PROBLEM DETAILS:
Whenever a line in the data holds the string "奶免星球", pull that line out.

Website and app data records:
○ ○ ○ ○ ○
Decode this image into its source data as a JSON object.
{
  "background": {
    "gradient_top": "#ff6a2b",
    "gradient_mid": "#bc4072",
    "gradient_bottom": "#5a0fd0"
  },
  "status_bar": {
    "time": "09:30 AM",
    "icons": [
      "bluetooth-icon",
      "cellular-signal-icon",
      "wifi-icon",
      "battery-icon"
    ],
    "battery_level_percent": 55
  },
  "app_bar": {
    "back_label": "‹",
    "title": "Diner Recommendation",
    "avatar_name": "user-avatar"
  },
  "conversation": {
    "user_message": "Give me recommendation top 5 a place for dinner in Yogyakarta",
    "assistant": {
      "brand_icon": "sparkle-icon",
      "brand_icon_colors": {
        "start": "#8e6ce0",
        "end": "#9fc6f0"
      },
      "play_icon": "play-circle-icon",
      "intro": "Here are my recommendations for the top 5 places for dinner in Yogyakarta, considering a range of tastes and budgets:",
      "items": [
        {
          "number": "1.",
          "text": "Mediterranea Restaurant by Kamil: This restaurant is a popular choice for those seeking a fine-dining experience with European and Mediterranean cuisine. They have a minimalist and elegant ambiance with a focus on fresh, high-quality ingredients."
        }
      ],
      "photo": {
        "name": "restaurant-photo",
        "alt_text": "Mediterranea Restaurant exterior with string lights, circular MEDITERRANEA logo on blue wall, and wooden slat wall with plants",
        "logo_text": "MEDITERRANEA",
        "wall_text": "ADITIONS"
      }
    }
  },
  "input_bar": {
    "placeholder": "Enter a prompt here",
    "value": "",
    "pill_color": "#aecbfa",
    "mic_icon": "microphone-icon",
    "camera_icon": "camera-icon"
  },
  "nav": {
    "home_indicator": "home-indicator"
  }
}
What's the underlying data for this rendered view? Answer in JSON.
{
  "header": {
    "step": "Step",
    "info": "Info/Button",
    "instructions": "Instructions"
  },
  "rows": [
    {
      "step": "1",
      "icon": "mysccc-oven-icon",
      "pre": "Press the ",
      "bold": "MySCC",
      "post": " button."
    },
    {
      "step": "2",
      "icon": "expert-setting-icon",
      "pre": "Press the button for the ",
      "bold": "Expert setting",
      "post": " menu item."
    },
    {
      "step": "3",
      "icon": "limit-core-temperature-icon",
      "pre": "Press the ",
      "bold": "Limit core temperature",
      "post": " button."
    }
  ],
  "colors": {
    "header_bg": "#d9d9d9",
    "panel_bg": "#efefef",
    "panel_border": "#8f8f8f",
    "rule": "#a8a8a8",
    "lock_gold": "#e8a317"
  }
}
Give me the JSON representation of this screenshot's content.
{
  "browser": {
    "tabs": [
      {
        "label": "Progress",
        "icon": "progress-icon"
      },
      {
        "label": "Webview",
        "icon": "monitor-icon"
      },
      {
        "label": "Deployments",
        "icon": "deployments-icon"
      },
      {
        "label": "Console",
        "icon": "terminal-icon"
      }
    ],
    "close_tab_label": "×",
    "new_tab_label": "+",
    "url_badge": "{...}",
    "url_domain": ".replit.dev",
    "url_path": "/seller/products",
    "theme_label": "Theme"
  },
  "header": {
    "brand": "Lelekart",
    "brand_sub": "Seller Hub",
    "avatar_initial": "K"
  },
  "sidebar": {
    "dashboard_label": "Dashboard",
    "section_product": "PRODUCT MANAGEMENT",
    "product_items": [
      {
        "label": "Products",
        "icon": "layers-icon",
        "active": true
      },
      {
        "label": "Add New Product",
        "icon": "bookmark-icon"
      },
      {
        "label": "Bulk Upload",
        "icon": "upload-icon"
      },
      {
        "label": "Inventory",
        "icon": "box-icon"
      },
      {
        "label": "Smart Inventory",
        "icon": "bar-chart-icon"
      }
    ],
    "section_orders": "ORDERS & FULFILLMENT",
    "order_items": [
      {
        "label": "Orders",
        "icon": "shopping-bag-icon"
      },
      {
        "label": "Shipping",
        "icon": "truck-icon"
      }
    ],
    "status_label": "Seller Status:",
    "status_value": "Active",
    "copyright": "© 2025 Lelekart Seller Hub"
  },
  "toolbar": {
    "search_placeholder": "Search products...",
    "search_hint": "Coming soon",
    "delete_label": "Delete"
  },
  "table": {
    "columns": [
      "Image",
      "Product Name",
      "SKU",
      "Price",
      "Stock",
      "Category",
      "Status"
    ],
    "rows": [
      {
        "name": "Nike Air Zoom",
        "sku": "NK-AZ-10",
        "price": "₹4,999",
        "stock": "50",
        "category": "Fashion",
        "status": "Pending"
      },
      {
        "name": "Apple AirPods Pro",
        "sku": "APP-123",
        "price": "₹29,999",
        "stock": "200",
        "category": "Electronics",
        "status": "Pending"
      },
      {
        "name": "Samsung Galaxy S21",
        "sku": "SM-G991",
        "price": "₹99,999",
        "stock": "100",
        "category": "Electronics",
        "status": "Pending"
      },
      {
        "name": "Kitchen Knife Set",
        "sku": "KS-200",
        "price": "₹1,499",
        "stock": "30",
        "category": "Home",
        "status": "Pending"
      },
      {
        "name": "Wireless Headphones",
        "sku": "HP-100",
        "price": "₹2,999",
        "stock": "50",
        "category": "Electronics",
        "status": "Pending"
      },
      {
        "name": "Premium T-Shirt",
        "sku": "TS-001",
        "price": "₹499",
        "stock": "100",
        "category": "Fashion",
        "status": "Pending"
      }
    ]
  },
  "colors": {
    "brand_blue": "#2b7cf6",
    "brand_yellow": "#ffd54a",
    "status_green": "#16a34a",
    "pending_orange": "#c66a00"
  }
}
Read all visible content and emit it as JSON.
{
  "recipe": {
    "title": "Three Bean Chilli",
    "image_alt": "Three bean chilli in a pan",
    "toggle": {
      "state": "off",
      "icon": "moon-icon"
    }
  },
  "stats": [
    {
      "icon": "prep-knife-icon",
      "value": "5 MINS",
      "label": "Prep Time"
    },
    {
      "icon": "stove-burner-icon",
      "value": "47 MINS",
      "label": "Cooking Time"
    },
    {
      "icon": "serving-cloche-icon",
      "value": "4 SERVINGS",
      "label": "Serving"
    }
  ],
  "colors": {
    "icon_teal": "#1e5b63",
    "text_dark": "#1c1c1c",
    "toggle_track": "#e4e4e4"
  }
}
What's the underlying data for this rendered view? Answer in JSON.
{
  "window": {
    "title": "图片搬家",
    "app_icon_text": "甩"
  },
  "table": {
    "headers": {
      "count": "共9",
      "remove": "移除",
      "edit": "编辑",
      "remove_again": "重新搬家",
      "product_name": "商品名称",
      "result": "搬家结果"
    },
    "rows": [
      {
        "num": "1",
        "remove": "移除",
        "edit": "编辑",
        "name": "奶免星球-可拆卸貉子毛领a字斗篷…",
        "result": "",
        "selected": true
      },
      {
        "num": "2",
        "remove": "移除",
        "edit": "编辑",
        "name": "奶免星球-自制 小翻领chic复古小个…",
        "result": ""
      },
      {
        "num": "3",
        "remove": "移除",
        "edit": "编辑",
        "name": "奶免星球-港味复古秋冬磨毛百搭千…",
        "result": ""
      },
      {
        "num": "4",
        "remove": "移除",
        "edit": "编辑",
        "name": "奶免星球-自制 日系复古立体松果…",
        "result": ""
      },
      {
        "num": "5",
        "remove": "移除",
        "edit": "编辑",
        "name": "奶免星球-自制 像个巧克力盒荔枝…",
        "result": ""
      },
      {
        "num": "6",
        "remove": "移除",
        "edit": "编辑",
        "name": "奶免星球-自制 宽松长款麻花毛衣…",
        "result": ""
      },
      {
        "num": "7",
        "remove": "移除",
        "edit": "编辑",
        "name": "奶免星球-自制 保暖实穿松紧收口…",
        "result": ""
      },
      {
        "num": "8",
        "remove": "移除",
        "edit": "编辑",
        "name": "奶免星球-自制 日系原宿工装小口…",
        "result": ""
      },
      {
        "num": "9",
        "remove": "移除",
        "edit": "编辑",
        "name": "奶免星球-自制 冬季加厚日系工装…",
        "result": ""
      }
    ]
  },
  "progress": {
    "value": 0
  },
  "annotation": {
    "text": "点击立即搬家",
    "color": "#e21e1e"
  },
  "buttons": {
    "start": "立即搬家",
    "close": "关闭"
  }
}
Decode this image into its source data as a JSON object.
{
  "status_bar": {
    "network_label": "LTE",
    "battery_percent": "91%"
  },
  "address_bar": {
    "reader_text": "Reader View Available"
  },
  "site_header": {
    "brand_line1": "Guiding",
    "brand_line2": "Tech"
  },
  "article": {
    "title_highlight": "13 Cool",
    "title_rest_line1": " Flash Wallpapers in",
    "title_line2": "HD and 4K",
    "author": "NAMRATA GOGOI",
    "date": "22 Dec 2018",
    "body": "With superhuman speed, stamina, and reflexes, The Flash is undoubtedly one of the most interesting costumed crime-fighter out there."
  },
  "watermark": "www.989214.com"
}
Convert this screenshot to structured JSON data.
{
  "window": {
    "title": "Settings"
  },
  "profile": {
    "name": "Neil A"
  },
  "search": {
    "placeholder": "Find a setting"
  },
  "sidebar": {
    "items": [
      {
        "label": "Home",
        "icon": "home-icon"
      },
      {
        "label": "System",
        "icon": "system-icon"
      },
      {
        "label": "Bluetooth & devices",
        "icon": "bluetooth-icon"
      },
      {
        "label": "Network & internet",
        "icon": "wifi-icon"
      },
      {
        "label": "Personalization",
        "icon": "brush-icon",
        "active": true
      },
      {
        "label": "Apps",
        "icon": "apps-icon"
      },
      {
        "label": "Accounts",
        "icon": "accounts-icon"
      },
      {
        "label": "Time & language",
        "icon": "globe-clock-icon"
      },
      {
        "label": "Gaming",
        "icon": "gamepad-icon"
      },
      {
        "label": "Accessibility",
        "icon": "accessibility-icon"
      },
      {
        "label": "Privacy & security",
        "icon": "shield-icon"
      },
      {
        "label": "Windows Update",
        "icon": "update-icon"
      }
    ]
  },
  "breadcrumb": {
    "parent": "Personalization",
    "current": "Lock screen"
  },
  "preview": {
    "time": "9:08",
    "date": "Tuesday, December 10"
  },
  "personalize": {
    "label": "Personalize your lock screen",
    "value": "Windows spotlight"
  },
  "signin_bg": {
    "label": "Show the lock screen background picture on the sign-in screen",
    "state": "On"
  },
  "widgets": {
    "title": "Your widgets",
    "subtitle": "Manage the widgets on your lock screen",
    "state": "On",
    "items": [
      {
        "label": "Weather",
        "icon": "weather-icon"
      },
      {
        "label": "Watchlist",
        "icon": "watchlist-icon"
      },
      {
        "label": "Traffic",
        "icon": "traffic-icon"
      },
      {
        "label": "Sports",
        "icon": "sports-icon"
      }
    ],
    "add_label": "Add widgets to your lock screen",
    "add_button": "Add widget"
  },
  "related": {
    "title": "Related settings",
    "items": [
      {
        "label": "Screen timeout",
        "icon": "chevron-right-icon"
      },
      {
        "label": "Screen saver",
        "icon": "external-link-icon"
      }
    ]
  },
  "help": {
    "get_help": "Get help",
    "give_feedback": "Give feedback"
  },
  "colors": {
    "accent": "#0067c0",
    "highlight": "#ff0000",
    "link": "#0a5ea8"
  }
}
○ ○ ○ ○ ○
ANSWER TO THIS EXERCISE:
        "name": "奶免星球-可拆卸貉子毛领a字斗篷…",
        "name": "奶免星球-自制 小翻领chic复古小个…",
        "name": "奶免星球-港味复古秋冬磨毛百搭千…",
        "name": "奶免星球-自制 日系复古立体松果…",
        "name": "奶免星球-自制 像个巧克力盒荔枝…",
        "name": "奶免星球-自制 宽松长款麻花毛衣…",
        "name": "奶免星球-自制 保暖实穿松紧收口…",
        "name": "奶免星球-自制 日系原宿工装小口…",
        "name": "奶免星球-自制 冬季加厚日系工装…",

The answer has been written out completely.